Required work :: For the word "Параметры", state the number of lines in the data that contain it, and nothing else.

Exercise materials ::

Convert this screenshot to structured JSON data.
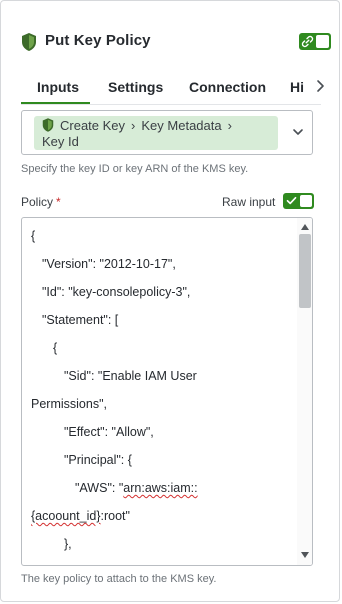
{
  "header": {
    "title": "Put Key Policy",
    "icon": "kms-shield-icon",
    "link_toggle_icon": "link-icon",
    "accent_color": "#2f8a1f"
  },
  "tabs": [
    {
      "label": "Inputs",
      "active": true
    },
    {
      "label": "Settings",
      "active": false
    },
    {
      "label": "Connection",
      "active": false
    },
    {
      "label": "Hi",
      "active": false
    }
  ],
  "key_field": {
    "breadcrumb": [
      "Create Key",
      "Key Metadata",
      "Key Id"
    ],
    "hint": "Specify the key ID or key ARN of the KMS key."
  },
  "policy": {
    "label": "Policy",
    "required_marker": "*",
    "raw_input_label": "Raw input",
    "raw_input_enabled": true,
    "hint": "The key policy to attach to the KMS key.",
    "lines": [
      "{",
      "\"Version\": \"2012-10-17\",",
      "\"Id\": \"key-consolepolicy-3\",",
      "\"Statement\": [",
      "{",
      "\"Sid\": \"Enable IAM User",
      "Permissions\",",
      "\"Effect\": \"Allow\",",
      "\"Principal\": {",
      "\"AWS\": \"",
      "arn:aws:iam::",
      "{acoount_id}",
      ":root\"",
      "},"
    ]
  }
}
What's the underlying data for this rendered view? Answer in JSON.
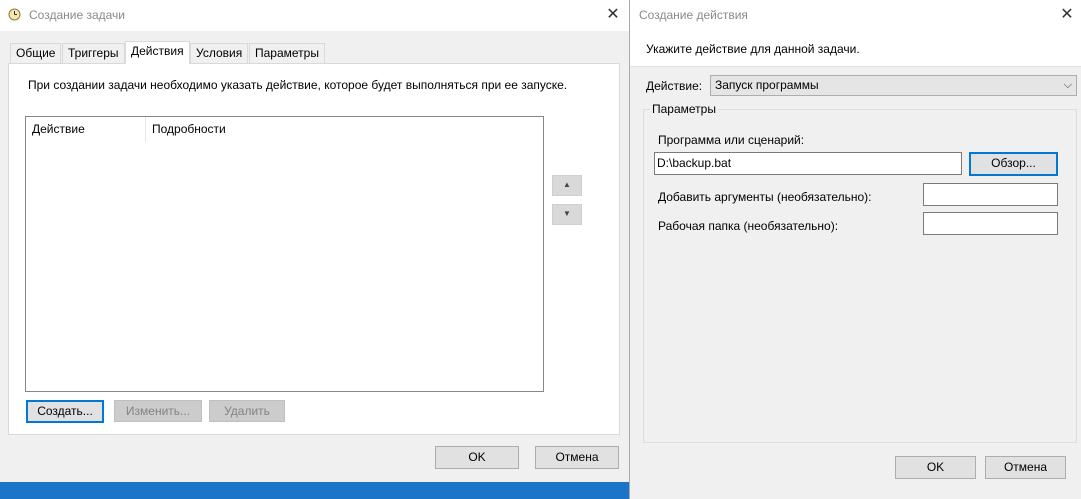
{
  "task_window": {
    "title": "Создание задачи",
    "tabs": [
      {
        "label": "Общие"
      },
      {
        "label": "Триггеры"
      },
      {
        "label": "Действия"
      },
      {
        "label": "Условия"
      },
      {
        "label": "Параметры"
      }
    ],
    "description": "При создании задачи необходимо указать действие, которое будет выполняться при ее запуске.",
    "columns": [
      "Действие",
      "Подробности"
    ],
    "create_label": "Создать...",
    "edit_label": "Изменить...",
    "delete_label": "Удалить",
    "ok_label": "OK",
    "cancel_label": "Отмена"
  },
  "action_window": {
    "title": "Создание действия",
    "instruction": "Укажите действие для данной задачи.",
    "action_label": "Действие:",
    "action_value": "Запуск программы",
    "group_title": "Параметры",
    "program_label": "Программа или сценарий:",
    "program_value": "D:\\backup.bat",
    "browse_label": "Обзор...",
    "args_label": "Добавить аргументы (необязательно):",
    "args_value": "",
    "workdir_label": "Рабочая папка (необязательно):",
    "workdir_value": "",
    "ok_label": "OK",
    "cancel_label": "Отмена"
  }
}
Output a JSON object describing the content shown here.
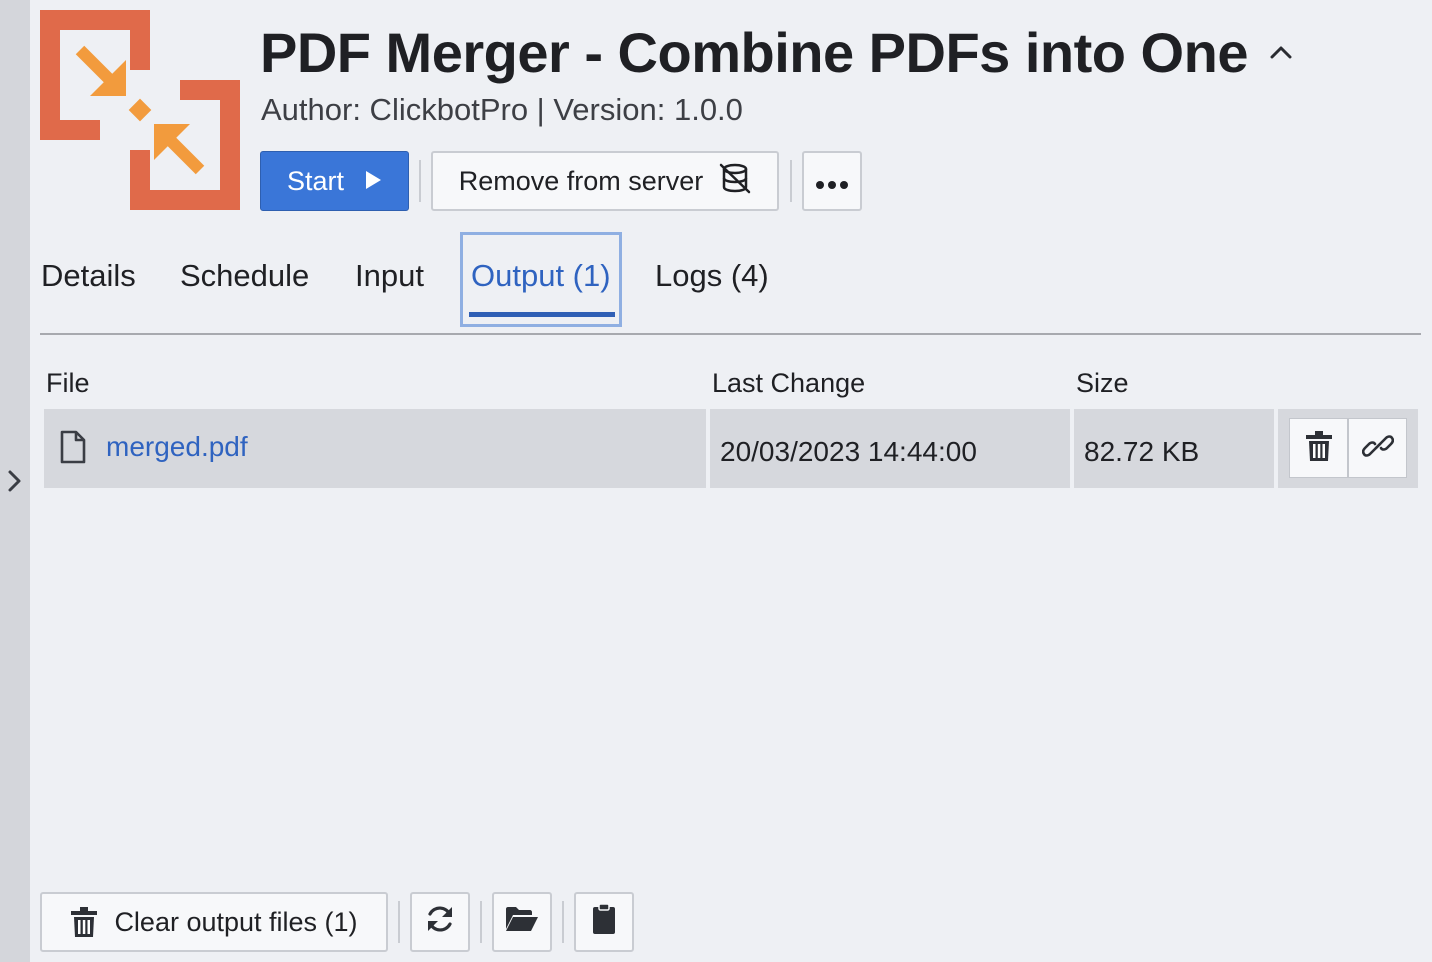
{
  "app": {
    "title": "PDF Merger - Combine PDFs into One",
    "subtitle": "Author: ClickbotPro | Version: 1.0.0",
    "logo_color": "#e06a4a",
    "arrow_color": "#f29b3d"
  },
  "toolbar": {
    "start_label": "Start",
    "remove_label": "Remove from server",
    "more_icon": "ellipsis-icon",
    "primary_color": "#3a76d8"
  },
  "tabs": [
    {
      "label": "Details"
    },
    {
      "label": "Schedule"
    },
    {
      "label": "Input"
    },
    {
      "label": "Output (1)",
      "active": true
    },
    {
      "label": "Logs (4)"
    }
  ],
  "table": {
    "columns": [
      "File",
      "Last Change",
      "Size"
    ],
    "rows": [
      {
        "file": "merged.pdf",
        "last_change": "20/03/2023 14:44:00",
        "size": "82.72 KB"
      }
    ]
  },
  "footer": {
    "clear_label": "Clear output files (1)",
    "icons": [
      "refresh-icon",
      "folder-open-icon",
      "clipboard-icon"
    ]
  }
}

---

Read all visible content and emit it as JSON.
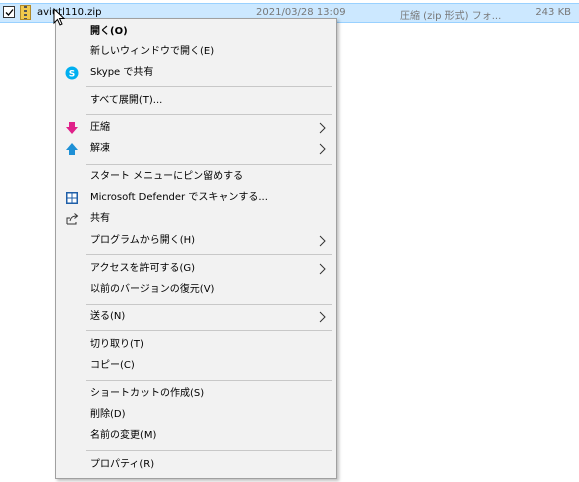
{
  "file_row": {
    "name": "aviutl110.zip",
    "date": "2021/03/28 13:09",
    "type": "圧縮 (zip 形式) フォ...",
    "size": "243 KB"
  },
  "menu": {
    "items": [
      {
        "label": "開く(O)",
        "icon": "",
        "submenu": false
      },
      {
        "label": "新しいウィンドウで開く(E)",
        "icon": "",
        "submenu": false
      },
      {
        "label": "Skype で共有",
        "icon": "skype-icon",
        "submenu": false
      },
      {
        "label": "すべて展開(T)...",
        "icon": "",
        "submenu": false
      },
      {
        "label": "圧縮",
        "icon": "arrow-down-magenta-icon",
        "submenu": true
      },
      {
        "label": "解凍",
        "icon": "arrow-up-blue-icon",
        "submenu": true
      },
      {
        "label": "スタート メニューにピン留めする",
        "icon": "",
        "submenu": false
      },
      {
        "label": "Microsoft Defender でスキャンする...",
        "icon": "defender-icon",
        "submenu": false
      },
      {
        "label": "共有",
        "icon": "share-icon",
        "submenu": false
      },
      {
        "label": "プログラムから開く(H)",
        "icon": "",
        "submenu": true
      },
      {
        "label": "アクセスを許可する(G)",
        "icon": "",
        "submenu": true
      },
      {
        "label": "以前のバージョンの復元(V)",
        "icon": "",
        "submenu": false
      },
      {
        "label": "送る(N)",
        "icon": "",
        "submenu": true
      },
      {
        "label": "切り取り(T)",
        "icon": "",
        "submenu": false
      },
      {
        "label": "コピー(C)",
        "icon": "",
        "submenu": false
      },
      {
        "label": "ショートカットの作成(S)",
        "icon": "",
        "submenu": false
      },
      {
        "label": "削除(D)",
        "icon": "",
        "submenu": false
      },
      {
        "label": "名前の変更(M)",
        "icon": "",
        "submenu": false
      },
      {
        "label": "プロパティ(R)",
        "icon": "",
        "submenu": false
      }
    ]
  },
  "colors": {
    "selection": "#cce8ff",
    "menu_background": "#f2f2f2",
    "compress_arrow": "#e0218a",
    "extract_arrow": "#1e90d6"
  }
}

Written answer :: 2